The blue box will NEVER completely fill the grey box. There will always be things that don’t meet your expectations, view of fairness, and view of justice. But the bigger you allow your box to expand, the fewer items will put you on the AAR spectrum, and the harder it will be to push you to the point of rage. Life will always throw things at you that don’t fit into your box of accepted events. But the way you handle them all depends on you. When something puts you on the spectrum, you need to analyze it and find out why it put you on the AAR spectrum. Then you need to either accept that it is not in the blue box, but that is OK and move on, or you need to expand your blue box to include the event.
I am not implying that it is an easy thing to do. It is difficult to analyze your emotions and figure out what the cause of the emotion is. But as you do that, and start expanding and moving your box around, you will find that life is better and happiness is achievable.
As a father of 9, I have watched a lot of PBS Kids. There is a character called Daniel Tiger (based on the world of Mr. Rogers Neighborhood.) Daniel has a song that basically says, “When you feel so mad you want to ROAR, take a deep breath and count to four.” This is very good advice. But while you are doing your counting cool down, you need to do a little retrospection. Look at the situation that put you on the AAR spectrum and see which of the three causes put you there. Then you can change your expectations of the situation and move yourself off the AAR spectrum. You can expand your box and move from a situation where you want to ROAR to a situation where you are having a good time and enjoying yourself.

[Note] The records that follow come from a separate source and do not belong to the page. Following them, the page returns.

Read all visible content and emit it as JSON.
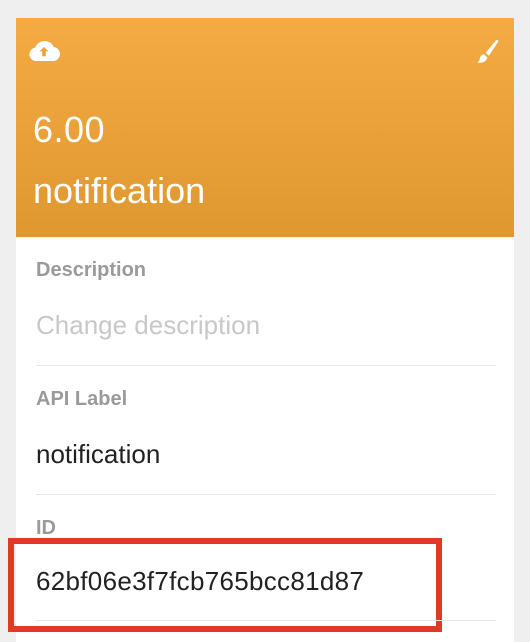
{
  "header": {
    "upload_icon": "cloud-upload-icon",
    "brush_icon": "paint-brush-icon",
    "value": "6.00",
    "name": "notification",
    "colors": {
      "header_top": "#f4ab43",
      "header_bottom": "#df972f",
      "highlight": "#e03a24"
    }
  },
  "fields": {
    "description": {
      "label": "Description",
      "placeholder": "Change description"
    },
    "api_label": {
      "label": "API Label",
      "value": "notification"
    },
    "id": {
      "label": "ID",
      "value": "62bf06e3f7fcb765bcc81d87"
    }
  }
}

I truly have some very wise friends, and I think my friend for sharing this insight with me. I hope this will help you have a Merrier Christmas and Holiday Season.